Work instructions
Go through the records and copy each line where the string "HttpResp" occurs.

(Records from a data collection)
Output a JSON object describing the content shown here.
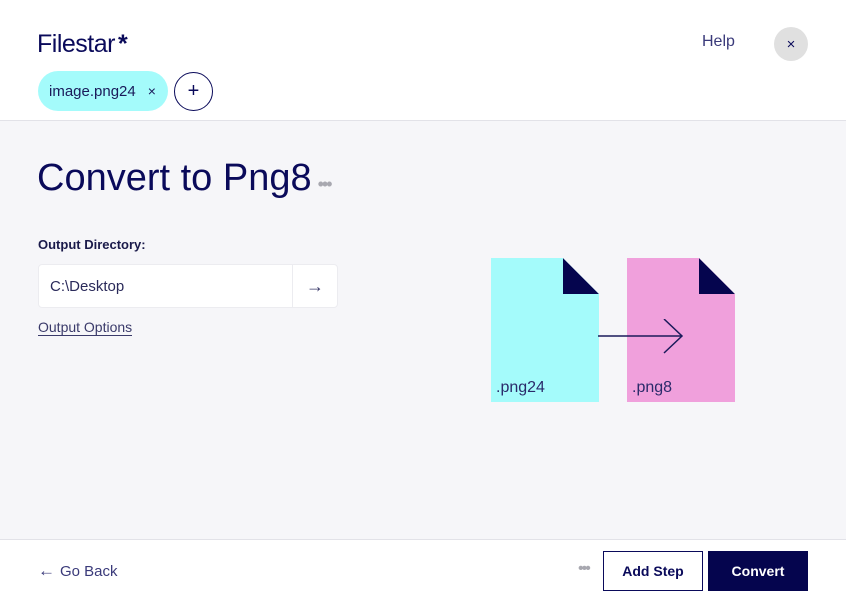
{
  "header": {
    "logo": "Filestar",
    "logo_mark": "*",
    "help_label": "Help",
    "close_icon": "×",
    "file_chip": {
      "label": "image.png24",
      "remove_icon": "×"
    },
    "add_file_icon": "+"
  },
  "main": {
    "title": "Convert to Png8",
    "title_menu_icon": "•••",
    "output_directory_label": "Output Directory:",
    "output_directory_value": "C:\\Desktop",
    "go_icon": "→",
    "output_options_label": "Output Options",
    "illustration": {
      "source_ext": ".png24",
      "target_ext": ".png8",
      "source_color": "#a4fbfb",
      "target_color": "#f0a0dc",
      "fold_color": "#05054e"
    }
  },
  "footer": {
    "back_icon": "←",
    "back_label": "Go Back",
    "more_icon": "•••",
    "add_step_label": "Add Step",
    "convert_label": "Convert"
  }
}
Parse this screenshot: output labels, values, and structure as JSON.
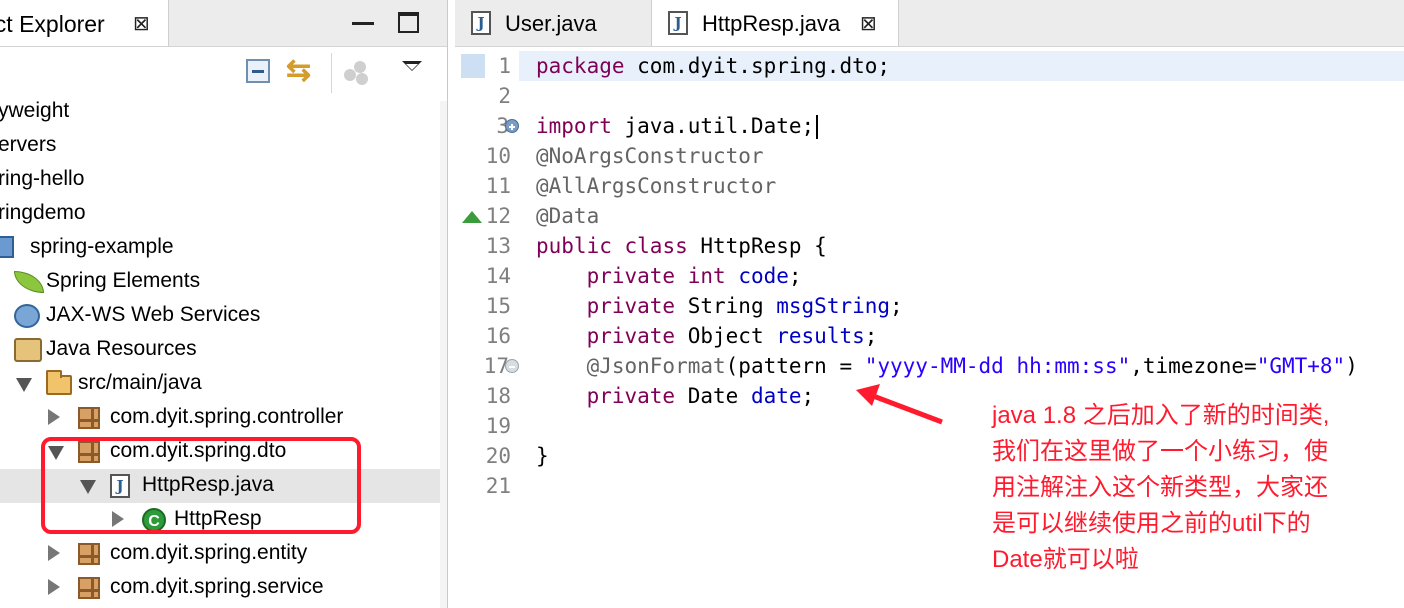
{
  "colors": {
    "keyword": "#7f0055",
    "field": "#0000c0",
    "string": "#2a00ff",
    "annotation_code": "#646464",
    "callout_red": "#ff1a2e",
    "current_line": "#e8f0fb"
  },
  "project_explorer": {
    "tab_title": "ect Explorer",
    "close_icon": "close-icon",
    "tree": [
      {
        "label": "yweight",
        "icon": "",
        "indent": 0,
        "twisty": ""
      },
      {
        "label": "ervers",
        "icon": "",
        "indent": 0,
        "twisty": ""
      },
      {
        "label": "ring-hello",
        "icon": "",
        "indent": 0,
        "twisty": ""
      },
      {
        "label": "ringdemo",
        "icon": "",
        "indent": 0,
        "twisty": ""
      },
      {
        "label": "spring-example",
        "icon": "project-icon",
        "indent": 0,
        "twisty": ""
      },
      {
        "label": "Spring Elements",
        "icon": "spring-leaf-icon",
        "indent": 1,
        "twisty": ""
      },
      {
        "label": "JAX-WS Web Services",
        "icon": "web-services-icon",
        "indent": 1,
        "twisty": ""
      },
      {
        "label": "Java Resources",
        "icon": "java-resources-icon",
        "indent": 1,
        "twisty": ""
      },
      {
        "label": "src/main/java",
        "icon": "source-folder-icon",
        "indent": 2,
        "twisty": "expanded"
      },
      {
        "label": "com.dyit.spring.controller",
        "icon": "package-icon",
        "indent": 3,
        "twisty": "collapsed"
      },
      {
        "label": "com.dyit.spring.dto",
        "icon": "package-icon",
        "indent": 3,
        "twisty": "expanded"
      },
      {
        "label": "HttpResp.java",
        "icon": "java-file-icon",
        "indent": 4,
        "twisty": "expanded",
        "selected": true
      },
      {
        "label": "HttpResp",
        "icon": "class-icon",
        "indent": 5,
        "twisty": "collapsed"
      },
      {
        "label": "com.dyit.spring.entity",
        "icon": "package-icon",
        "indent": 3,
        "twisty": "collapsed"
      },
      {
        "label": "com.dyit.spring.service",
        "icon": "package-icon",
        "indent": 3,
        "twisty": "collapsed"
      }
    ]
  },
  "editor": {
    "tabs": [
      {
        "label": "User.java",
        "active": false
      },
      {
        "label": "HttpResp.java",
        "active": true
      }
    ],
    "lines": [
      {
        "num": "1",
        "tokens": [
          {
            "t": "package",
            "c": "kw"
          },
          {
            "t": " com.dyit.spring.dto;",
            "c": ""
          }
        ],
        "current": true,
        "marker": "bookmark"
      },
      {
        "num": "2",
        "tokens": []
      },
      {
        "num": "3",
        "tokens": [
          {
            "t": "import",
            "c": "kw"
          },
          {
            "t": " java.util.Date;",
            "c": ""
          }
        ],
        "marker": "fold-plus",
        "caret": true
      },
      {
        "num": "10",
        "tokens": [
          {
            "t": "@NoArgsConstructor",
            "c": "ann"
          }
        ]
      },
      {
        "num": "11",
        "tokens": [
          {
            "t": "@AllArgsConstructor",
            "c": "ann"
          }
        ]
      },
      {
        "num": "12",
        "tokens": [
          {
            "t": "@Data",
            "c": "ann"
          }
        ],
        "marker": "override"
      },
      {
        "num": "13",
        "tokens": [
          {
            "t": "public",
            "c": "kw"
          },
          {
            "t": " ",
            "c": ""
          },
          {
            "t": "class",
            "c": "kw"
          },
          {
            "t": " HttpResp {",
            "c": ""
          }
        ]
      },
      {
        "num": "14",
        "tokens": [
          {
            "t": "    ",
            "c": ""
          },
          {
            "t": "private",
            "c": "kw"
          },
          {
            "t": " ",
            "c": ""
          },
          {
            "t": "int",
            "c": "kw"
          },
          {
            "t": " ",
            "c": ""
          },
          {
            "t": "code",
            "c": "fld"
          },
          {
            "t": ";",
            "c": ""
          }
        ]
      },
      {
        "num": "15",
        "tokens": [
          {
            "t": "    ",
            "c": ""
          },
          {
            "t": "private",
            "c": "kw"
          },
          {
            "t": " String ",
            "c": ""
          },
          {
            "t": "msgString",
            "c": "fld"
          },
          {
            "t": ";",
            "c": ""
          }
        ]
      },
      {
        "num": "16",
        "tokens": [
          {
            "t": "    ",
            "c": ""
          },
          {
            "t": "private",
            "c": "kw"
          },
          {
            "t": " Object ",
            "c": ""
          },
          {
            "t": "results",
            "c": "fld"
          },
          {
            "t": ";",
            "c": ""
          }
        ]
      },
      {
        "num": "17",
        "tokens": [
          {
            "t": "    ",
            "c": ""
          },
          {
            "t": "@JsonFormat",
            "c": "ann"
          },
          {
            "t": "(pattern = ",
            "c": ""
          },
          {
            "t": "\"yyyy-MM-dd hh:mm:ss\"",
            "c": "str"
          },
          {
            "t": ",timezone=",
            "c": ""
          },
          {
            "t": "\"GMT+8\"",
            "c": "str"
          },
          {
            "t": ")",
            "c": ""
          }
        ],
        "marker": "fold-minus"
      },
      {
        "num": "18",
        "tokens": [
          {
            "t": "    ",
            "c": ""
          },
          {
            "t": "private",
            "c": "kw"
          },
          {
            "t": " Date ",
            "c": ""
          },
          {
            "t": "date",
            "c": "fld"
          },
          {
            "t": ";",
            "c": ""
          }
        ]
      },
      {
        "num": "19",
        "tokens": []
      },
      {
        "num": "20",
        "tokens": [
          {
            "t": "}",
            "c": ""
          }
        ]
      },
      {
        "num": "21",
        "tokens": []
      }
    ]
  },
  "callout": {
    "lines": [
      "java 1.8 之后加入了新的时间类,",
      "我们在这里做了一个小练习，使",
      "用注解注入这个新类型，大家还",
      "是可以继续使用之前的util下的",
      "Date就可以啦"
    ]
  }
}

Answer section
        "label": "HttpResp.java",
        "label": "HttpResp",
        "label": "HttpResp.java",
            "t": " HttpResp {",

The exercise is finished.